"I've had clients who divorced during the process of designing a home but it should be a fun time. I've heard women say ‘I didn't know my husband was stingy'," Malek recalls. "I'm not a psychologist and I don't want to go through it all again because it's a very emotional, draining time. I don't want to see clients anymore and that's why I stopped and closed my consultant office," she adds.
She explains that if the client wants to do a house in an individual way, going to a consultant and sitting with them can be a very costly "never-ending story".
Malek believes the trials, tribulations and pressures that many architects experience during certain projects can cause them a great deal of stress. As such, she hopes to reduce the amount of emotion involved in the design process and remove the sometimes awkward budget-related conversations and decisions.
"Part of the beauty of the software is that you don't have to go through this emotion any more - it puts the client in front of a non-emotional machine," Malek explains. "We needed to do it with artificial intelligence because if we want to implement the customisation into mass production we need to cut the costs and when we cut the costs we don't really want to see the client," she adds.
During the process of conceptualising a new project Malek tries to put herself in the shoes of those who will use the building she is designing. This technique has come in especially useful with the conceptualisation of a new cinema-type facility she is currently working on.
The concept involves a building containing numerous themed rooms of changeable sizes, which can be hired out by individuals or groups. In the rooms people can watch a movie at their leisure and create their own atmosphere - free of the constraints and rules of a conventional cinema, which clearly annoys Malek.
"The process of my thinking and concept is always ‘I am an end user' but I am a difficult end user. As an end user of a cinema I smoke, I drink, I talk during the movie but it's like a PhD exam in the cinema now so that's why I don't go anymore - the last one I saw was Pretty Woman 13 years ago," explains Malek. "I've designed a building where you can modulate your own atmosphere.
You reserve a room and the movie you want, download it, order the food and you don't see anybody. You can also choose your atmosphere - from the smell to the temperature and you watch the movie. In this environment you can have a conversation or interact with people and see the movie that you like," she says.
So who is going to snap up these properties and products?
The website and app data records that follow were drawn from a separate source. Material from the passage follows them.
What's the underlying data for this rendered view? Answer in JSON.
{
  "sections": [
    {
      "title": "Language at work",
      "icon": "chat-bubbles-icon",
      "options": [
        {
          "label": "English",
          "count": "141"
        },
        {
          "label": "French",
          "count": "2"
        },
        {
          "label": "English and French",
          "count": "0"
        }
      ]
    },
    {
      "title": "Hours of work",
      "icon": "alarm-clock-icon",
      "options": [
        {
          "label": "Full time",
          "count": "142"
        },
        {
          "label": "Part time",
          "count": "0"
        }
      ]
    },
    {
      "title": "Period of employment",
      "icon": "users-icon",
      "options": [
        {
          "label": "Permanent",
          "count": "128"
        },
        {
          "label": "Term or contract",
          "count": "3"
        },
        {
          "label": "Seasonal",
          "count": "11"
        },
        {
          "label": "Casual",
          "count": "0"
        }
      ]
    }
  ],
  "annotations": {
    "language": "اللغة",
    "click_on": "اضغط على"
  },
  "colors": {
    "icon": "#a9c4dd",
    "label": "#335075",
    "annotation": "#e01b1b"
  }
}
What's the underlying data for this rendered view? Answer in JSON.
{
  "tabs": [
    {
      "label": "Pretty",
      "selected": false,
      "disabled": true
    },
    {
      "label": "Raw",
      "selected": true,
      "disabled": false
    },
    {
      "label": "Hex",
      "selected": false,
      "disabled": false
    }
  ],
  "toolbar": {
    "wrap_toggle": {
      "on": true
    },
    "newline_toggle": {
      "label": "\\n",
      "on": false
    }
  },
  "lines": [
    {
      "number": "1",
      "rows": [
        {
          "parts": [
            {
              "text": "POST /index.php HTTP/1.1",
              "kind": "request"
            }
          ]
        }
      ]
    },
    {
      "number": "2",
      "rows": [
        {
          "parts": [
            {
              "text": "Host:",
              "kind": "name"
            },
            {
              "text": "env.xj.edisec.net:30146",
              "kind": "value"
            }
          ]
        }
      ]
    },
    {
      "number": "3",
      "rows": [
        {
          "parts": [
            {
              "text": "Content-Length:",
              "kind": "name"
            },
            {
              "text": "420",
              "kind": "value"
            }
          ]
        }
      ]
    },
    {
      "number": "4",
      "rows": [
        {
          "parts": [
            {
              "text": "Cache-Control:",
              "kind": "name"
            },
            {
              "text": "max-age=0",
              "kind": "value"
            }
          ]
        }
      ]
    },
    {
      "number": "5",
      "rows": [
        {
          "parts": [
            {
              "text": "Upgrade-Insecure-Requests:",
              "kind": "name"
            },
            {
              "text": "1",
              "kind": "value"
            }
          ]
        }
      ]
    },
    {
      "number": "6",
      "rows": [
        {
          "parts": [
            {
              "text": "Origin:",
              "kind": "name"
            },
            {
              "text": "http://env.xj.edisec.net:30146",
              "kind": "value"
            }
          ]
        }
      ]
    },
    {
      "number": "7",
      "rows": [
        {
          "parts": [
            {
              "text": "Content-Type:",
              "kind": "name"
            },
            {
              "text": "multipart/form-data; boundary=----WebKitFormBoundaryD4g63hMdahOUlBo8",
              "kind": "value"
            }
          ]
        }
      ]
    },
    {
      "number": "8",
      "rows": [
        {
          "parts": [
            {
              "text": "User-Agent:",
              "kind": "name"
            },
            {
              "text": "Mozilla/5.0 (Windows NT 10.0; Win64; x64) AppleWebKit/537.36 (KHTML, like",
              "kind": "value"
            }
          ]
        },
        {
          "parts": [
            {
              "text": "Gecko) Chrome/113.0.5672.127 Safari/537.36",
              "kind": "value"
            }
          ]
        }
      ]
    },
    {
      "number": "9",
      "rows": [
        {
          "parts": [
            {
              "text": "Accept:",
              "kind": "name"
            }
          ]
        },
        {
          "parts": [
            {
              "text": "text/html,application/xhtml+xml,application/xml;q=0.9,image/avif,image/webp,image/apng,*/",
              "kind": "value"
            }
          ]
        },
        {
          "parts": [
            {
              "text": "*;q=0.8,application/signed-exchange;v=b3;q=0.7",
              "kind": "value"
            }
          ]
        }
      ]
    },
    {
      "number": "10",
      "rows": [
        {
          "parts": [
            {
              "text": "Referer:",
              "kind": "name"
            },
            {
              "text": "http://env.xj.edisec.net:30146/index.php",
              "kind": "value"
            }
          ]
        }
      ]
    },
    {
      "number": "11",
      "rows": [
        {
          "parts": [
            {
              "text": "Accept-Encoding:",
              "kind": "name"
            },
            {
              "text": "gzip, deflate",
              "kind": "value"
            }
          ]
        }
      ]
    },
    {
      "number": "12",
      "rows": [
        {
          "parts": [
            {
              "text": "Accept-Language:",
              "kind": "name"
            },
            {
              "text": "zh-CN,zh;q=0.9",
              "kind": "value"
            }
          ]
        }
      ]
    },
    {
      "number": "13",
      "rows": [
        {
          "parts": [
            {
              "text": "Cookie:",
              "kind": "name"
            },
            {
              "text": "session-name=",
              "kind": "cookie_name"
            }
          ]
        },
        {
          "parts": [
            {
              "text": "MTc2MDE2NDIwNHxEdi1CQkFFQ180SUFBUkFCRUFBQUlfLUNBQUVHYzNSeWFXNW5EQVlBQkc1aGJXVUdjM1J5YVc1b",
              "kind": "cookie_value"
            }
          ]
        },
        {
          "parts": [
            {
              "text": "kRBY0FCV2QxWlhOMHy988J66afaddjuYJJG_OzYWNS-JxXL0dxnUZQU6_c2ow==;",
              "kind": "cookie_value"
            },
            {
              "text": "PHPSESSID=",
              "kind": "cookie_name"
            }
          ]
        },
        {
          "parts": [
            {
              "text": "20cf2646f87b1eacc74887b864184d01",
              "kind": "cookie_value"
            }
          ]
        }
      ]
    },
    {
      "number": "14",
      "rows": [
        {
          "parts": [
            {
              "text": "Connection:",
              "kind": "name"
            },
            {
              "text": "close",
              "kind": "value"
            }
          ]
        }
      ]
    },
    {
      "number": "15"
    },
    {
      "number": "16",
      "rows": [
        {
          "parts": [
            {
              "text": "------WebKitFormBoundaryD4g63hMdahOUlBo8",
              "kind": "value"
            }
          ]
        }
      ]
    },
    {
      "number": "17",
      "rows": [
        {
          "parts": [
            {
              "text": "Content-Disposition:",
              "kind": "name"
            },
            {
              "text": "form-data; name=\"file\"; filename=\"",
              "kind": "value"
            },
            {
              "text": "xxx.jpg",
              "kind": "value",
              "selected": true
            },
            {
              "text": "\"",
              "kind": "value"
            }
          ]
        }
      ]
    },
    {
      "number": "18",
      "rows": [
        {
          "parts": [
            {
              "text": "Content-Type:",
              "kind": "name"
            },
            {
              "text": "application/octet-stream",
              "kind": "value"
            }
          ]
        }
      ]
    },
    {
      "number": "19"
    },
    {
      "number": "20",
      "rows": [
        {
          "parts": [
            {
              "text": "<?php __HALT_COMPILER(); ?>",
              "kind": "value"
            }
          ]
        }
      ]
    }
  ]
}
KAKS customers, Andari explains, will be like-minded people or ‘minipreneurs' referring to a number of consumers turning themselves into entrepreneurs to address a gap in the market and individuals with a desire to customise and individualise their homes without the expense.
Much of the project has already been designed, however, the user will decide on the final finishes.
"It is already fully designed but it is always necessary to go back to that client and show it to them, to get his feedback. When we see the twinkle in our client's eyes, we know we have done a good job."
One of the biggest gripes architects and interior designers have is the difficulty they have changing a project or development half way through production, in part to the costs required, however, Andari maintains this will not push the overall cost up. "Absolutely it is possible to change. It is always important to attract the consumer. We've designed houses from start to finish but it's always very important to interact with the buyers.
"This trend is not about mass producing, it's about building in places far from the spotlight and at the moment Dubai is the spotlight. Our project is exactly the type of development we are looking to develop but more importantly it is about happiness, "Andari says. For now, the two of them at least seem more than happy with the concept they designed. All that is left now is for buyers of the homes they have developed the reap the benefits of happynomics.